    Aug 12, 2003
    star 5
    So you guys think the American economy can sustain a 20-30 trillion debt load with the interest that goes with it ?
    Take off those rose color glasses people, this is a can that keeps getting kicked down the road, but at some point it dead ends, and that is realistic not apocalyptic.
    But we still might have another couple decades to go, so at least you might be right in that aspect. That is the only good news.

    But this is a fact and it has been predicted by economists that know more about economic world dynamics than any of us, not if, but when.
    It's like the big earthquake that is predicted to hit the west coast, it's just when, as the fault lines are stressed and pressured, our whole economic system is in the same category.
    One banker once told me, if people really knew how precarious the situation is they would be losing sleep over it all.
    Another friend of mine is a VP at a bank, he said of the current financial situation, it is the greatest Ponzi Scheme in the history in the world, but as long as "it" keeps working he has a job and gets paid.
    And really his type of job is the last to go, when his job goes, the economy is gone.

    I am glad you guys are positive, that's good, but your need a dash of realism to go with that.

    Made me think of this 2030 scenario political commercial
    Last edited by Blue_Jedi33, Jul 7, 2013
  24. ShaneP Ex-Mod Officio

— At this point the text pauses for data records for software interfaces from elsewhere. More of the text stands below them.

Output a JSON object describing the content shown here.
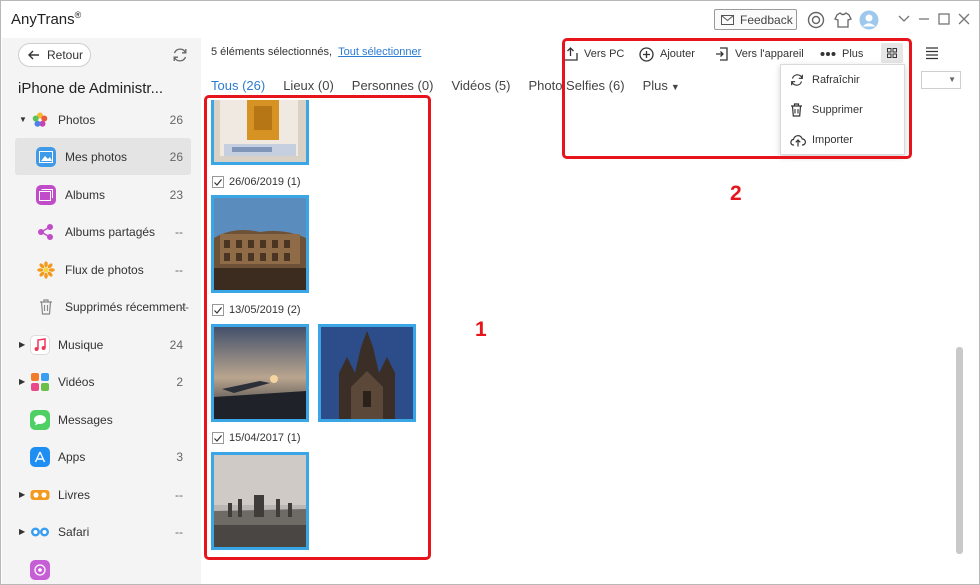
{
  "app": {
    "title": "AnyTrans",
    "registered_mark": "®",
    "feedback_label": "Feedback"
  },
  "sidebar": {
    "back_label": "Retour",
    "device_name": "iPhone de Administr...",
    "items": [
      {
        "label": "Photos",
        "count": "26",
        "icon": "photos-icon",
        "caret": "▼"
      },
      {
        "label": "Mes photos",
        "count": "26",
        "icon": "my-photos-icon"
      },
      {
        "label": "Albums",
        "count": "23",
        "icon": "albums-icon"
      },
      {
        "label": "Albums partagés",
        "count": "--",
        "icon": "shared-albums-icon"
      },
      {
        "label": "Flux de photos",
        "count": "--",
        "icon": "photo-stream-icon"
      },
      {
        "label": "Supprimés récemment",
        "count": "--",
        "icon": "trash-icon"
      },
      {
        "label": "Musique",
        "count": "24",
        "icon": "music-icon",
        "caret": "▶"
      },
      {
        "label": "Vidéos",
        "count": "2",
        "icon": "videos-icon",
        "caret": "▶"
      },
      {
        "label": "Messages",
        "count": "",
        "icon": "messages-icon"
      },
      {
        "label": "Apps",
        "count": "3",
        "icon": "apps-icon"
      },
      {
        "label": "Livres",
        "count": "--",
        "icon": "books-icon",
        "caret": "▶"
      },
      {
        "label": "Safari",
        "count": "--",
        "icon": "safari-icon",
        "caret": "▶"
      }
    ]
  },
  "main": {
    "selection_text": "5 éléments sélectionnés,",
    "select_all_link": "Tout sélectionner",
    "toolbar": {
      "to_pc": "Vers PC",
      "add": "Ajouter",
      "to_device": "Vers l'appareil",
      "more": "Plus"
    },
    "tabs": [
      {
        "label": "Tous (26)",
        "active": true
      },
      {
        "label": "Lieux (0)"
      },
      {
        "label": "Personnes (0)"
      },
      {
        "label": "Vidéos (5)"
      },
      {
        "label": "Photo Selfies (6)"
      },
      {
        "label": "Plus",
        "caret": "▼"
      }
    ],
    "groups": [
      {
        "date": "26/06/2019 (1)"
      },
      {
        "date": "13/05/2019 (2)"
      },
      {
        "date": "15/04/2017 (1)"
      }
    ],
    "dropdown": {
      "refresh": "Rafraîchir",
      "delete": "Supprimer",
      "import": "Importer"
    }
  },
  "annotations": {
    "box1_number": "1",
    "box2_number": "2",
    "color": "#e8141c"
  },
  "colors": {
    "accent": "#2b7bd1",
    "selection_border": "#3aa6e6",
    "sidebar_bg": "#f4f4f4"
  }
}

    Member Since:
    Mar 26, 2001
    star 6
    BlueJedi33, the debt on its own will not collapse the economy. As long as there are countries and numerous entities willing to hold that debt and the economies of those countries and entities are moving along, the debt itself will not cause an economic collapse.

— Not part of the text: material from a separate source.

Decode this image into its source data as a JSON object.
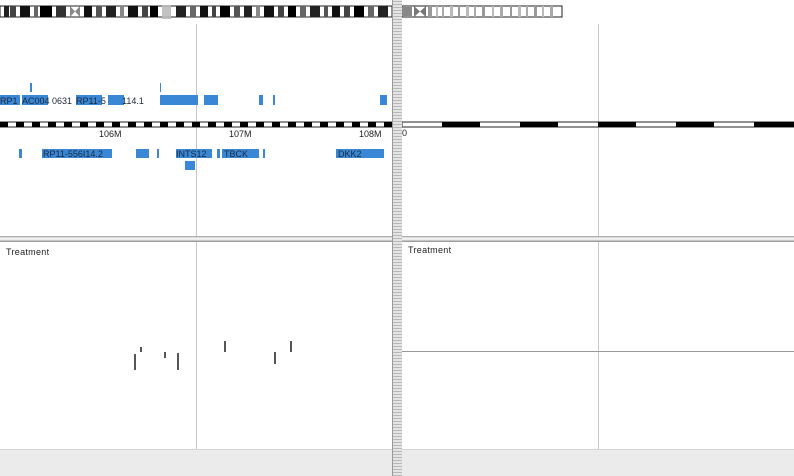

    And what is the magic number? We're this far in debt and no collapse. So, what's to say another 10T added will cause it?

    Not even the doomsayers can point with any sort of valid proof that another trillion, 10, 20 or 30 trillion will cause it.

    They only say "the end is near". Sounds like wild speculation.

    I agree with you that debt itself can be problematic but to suggest it's going to cause an economic collapse is not evident. The same people saying so were saying that back when it was a fraction of its current amount.

    In fact, debt to growth is usually the way to reduce the risk debt can pose, not austerity. Historically, we grow our way out of the risk of debt to "income" ratio, not cutting programs.

    Surpluses are the exception. Growth is how you reduce risk posed by debt, not cutting.
    Last edited by ShaneP, Jul 7, 2013
  25. Darth Guy Chosen One

    Member Since:
    Aug 16, 2002
    star 10
    The paper that claimed there was a "magic number" (90% of GDP, I believe) and is widely used to justify austerity was not peer-reviewed and a PhD. candidate found an Excel error that, when fixed, contradicted the paper's conclusions.

    The authors were Harvard professors, btw. [face_flag]
    ShaneP and DarthLowBudget like this.